One day, in the week before Christmas, Phil entered the subway car on his way home and, as a veteran rider, immediately sensed something was off: only one passenger in the car, a drunken, disheveled man, ranting and cursing and flailing his arms against the world.
Phil felt tension in the air. Then he noticed a group of passengers huddled at one end of the car, cringing in fear. Phil went right over to the man, sat down, put his arm around the man’s shoulders and began to sing. “I’m dreaming of a white Christmas ...”
The man slowly calmed down, and soon he was singing along with Phil, “where the treetops glisten, and children listen ...”
And then, just as slowly, the passengers at the end of the car started drifting toward Phil and the man, gathered around them and joined in, singing, “with every Christmas card I write ...” And they all kept belting out holiday songs as the train barreled northward toward the Bronx.
These people had never known each other before, and now they were singing and laughing and hugging, if only for this brief moment in time. They were so connected that some riders chose to stay on the train past their stops .

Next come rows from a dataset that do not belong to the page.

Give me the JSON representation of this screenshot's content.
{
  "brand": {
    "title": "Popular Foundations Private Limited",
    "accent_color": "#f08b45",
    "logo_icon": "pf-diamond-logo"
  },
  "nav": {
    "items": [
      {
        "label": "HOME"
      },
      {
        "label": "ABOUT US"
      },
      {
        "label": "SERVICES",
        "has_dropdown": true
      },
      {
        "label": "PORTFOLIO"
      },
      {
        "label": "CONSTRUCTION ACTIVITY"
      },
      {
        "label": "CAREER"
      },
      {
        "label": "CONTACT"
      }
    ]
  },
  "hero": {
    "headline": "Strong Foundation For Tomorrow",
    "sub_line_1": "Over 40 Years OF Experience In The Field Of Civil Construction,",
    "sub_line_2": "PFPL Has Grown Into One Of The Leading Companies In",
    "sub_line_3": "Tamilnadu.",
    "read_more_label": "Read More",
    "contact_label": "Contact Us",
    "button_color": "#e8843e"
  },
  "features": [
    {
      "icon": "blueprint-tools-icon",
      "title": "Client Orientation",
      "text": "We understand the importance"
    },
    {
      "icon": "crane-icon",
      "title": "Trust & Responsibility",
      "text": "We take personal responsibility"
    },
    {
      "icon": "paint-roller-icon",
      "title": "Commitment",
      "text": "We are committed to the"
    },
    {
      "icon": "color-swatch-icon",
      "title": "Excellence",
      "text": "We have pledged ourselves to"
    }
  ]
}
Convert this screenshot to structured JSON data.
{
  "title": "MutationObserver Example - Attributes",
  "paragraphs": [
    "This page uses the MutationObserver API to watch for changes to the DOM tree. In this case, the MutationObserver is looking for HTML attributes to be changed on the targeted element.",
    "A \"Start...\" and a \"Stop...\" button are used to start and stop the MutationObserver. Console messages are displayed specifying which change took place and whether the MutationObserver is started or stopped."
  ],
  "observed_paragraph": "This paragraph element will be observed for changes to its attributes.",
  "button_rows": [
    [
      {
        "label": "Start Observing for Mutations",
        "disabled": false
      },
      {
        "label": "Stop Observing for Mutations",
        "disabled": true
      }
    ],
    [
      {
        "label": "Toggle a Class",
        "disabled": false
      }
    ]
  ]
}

The troubled man brightened; he seemed to be feeling part of something larger than himself. And all it took was an arm around the shoulders, a familiar song, a gathering of humanity and, above all, a man named Phil.
Twin Cities writing coach Gary Gilson, who teaches journalism at Colorado College, can be reached through writebetterwithgary.com.